It implants an image or an idea. A subliminal flash. It injects some message into your brain so deep you can’t retrieve it. You can’t resolve it. The box infects you this way. It makes everything you know wrong. Useless.
What’s inside the box is some fact you can’t unlearn. Some new ideas you can’t undiscover.
That is to say, we are unlikely to just stop. Skeptics would do well to put that idea out of their heads. Human beings have exhibited a clear curiosity from Adam the man to atom the bomb, and Artificial Intelligence is no different. If it has even the most remote chance of helping us (especially providing us with immorality), we will pursue its actualization. This reality, in turn, leads to an ethical quandary: How can we continue to improve our lot materially through ANI without developing potentially dangerous technologies like ASI?
I submit that ANI is dangerous in and of itself. Like all modern technologies, it has a mixture of negative and positive effects, which need to be navigated, mitigated, and translated. GPSs make us less likely to interact with strangers in one facet of our lives. Laptops obscure the line between interaction and simulation. Driverless cars might mean a lazier, more distracted populace with a diminished skillset. As the sociologist and lay theologian Jacques Ellul writes:
A principal characteristic of technique [technology] … is its refusal to tolerate moral judgments. It is absolutely independent of them and eliminates them from its domain. Technique never observes the distinction between moral and immoral use. It tends on the contrary, to create a completely independent technical morality.

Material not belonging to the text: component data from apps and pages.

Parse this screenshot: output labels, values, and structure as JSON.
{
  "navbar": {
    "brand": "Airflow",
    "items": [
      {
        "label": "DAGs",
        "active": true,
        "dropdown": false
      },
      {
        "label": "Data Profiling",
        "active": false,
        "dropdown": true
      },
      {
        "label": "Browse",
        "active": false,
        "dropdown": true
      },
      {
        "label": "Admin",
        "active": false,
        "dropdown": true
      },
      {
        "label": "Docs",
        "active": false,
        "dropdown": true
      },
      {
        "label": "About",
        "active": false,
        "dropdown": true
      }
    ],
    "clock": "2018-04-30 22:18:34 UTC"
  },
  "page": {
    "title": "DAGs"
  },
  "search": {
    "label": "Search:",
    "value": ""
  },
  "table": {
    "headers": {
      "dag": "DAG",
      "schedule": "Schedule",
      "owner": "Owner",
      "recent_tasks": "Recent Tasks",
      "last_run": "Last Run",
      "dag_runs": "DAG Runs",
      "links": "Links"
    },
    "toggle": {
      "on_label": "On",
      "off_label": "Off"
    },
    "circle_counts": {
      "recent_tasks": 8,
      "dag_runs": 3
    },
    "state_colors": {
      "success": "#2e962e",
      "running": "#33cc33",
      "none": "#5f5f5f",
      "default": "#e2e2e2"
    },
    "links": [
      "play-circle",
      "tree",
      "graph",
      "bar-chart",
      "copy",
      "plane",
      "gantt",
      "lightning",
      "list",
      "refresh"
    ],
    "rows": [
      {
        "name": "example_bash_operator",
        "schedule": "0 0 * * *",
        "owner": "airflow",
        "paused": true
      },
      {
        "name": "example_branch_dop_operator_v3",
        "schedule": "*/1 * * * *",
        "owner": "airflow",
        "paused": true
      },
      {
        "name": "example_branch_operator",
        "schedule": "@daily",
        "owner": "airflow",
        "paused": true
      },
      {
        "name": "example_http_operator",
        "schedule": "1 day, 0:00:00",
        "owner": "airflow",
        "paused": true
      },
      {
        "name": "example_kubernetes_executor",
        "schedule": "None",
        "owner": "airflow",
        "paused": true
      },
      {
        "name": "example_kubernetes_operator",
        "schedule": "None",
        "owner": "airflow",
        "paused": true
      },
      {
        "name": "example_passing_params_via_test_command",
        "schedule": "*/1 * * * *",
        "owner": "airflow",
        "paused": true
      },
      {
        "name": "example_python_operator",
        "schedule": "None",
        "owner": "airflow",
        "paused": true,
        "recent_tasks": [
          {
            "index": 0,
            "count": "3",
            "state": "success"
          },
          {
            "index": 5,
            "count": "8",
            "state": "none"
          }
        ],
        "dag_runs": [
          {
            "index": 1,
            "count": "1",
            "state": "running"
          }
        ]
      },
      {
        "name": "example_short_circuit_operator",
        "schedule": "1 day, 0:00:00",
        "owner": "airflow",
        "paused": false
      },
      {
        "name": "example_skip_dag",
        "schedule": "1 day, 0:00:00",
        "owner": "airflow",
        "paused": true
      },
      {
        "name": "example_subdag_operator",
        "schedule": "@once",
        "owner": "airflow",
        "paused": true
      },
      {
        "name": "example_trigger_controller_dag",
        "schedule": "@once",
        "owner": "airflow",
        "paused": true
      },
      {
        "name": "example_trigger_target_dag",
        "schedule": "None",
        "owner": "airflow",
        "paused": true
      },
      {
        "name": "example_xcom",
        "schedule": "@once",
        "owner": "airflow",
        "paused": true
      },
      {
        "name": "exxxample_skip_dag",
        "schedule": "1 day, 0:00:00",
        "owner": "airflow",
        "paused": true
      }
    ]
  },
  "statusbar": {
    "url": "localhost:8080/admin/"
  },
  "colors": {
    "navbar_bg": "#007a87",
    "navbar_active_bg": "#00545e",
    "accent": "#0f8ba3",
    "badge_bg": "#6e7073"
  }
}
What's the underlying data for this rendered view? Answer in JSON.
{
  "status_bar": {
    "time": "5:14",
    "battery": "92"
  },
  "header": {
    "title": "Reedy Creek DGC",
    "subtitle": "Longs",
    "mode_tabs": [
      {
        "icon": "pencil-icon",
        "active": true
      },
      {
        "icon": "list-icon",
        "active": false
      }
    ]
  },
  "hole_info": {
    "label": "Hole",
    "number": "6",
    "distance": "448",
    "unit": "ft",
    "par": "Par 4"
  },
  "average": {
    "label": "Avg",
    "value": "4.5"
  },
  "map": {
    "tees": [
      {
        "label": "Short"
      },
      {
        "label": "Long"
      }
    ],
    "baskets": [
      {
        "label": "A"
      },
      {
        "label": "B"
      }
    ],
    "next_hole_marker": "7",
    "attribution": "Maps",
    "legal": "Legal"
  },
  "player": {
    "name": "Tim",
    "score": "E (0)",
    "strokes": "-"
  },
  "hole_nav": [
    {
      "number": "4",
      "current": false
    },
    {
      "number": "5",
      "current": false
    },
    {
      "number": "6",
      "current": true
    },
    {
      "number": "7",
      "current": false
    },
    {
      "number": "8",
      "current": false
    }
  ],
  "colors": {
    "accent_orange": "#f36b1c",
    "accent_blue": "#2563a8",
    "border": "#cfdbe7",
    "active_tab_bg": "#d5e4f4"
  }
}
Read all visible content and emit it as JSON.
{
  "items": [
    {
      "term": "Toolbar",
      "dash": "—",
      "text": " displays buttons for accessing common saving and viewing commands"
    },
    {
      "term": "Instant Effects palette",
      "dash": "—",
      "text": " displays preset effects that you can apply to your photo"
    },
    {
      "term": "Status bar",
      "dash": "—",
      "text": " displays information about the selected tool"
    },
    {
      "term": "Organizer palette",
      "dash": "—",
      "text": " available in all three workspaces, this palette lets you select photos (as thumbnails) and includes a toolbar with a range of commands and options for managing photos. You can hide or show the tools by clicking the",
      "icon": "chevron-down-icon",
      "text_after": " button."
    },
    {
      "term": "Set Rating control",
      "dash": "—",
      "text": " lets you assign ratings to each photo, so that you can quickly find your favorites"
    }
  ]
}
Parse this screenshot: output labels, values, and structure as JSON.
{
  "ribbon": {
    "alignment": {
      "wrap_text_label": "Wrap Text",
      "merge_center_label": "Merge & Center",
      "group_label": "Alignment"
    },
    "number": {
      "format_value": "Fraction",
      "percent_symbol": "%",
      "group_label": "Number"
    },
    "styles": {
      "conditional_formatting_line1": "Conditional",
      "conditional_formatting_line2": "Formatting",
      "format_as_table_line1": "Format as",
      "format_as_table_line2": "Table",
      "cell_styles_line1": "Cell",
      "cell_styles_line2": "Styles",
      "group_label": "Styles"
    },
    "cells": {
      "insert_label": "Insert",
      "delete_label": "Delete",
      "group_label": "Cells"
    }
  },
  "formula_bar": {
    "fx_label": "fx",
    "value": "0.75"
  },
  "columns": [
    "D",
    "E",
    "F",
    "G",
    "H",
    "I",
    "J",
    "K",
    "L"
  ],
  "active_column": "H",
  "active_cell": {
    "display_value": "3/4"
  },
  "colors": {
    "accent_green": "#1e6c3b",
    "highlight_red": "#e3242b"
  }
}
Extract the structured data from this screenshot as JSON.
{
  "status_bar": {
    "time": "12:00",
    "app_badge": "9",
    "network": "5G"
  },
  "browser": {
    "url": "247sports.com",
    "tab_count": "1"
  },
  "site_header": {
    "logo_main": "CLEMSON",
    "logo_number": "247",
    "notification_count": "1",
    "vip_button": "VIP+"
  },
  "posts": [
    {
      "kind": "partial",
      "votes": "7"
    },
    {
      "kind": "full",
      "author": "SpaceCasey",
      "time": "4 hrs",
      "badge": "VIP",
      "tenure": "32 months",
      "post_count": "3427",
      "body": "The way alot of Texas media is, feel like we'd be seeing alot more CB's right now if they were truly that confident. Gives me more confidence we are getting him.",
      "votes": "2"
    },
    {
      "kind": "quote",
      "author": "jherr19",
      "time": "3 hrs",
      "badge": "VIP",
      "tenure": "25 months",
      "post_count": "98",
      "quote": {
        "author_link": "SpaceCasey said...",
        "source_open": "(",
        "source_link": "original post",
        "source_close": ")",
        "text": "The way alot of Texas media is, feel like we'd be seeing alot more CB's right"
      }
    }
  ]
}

In this sense, the first step is to recognize that questions of technology (and especially AI) are ethical questions, even if we are told they are not. No matter how much we hear the rallying cry of efficiency as a justification, we owe ourselves more. We owe ourselves deep reflection about how even basic AI modifies our way of being. And this is where even Gates, Musk, and Hawking fall short. Though great intellects, they are known for their technical expertise; they are men of this age, and thus skilled in intelligence quotients and regression lines, not dialectic and ethics. Their fears hint at a need to take the ethics of technology more seriously, to question how and why we use the smattering of ANI systems that we encounter on a daily basis. Perhaps the problem is that we concentrate too much on the building of these new technologies and not enough on their effects and applications. In this vein, Gates and the others are only now beginning to see the problem.
For, if we cannot grapple with these more basic questions, what chance do we have of successfully facing the dilemmas laid bare by their fears? What chance do we have of surviving a war if we cannot muster the troops to skirmish with, even just observe, the enemy’s vanguard?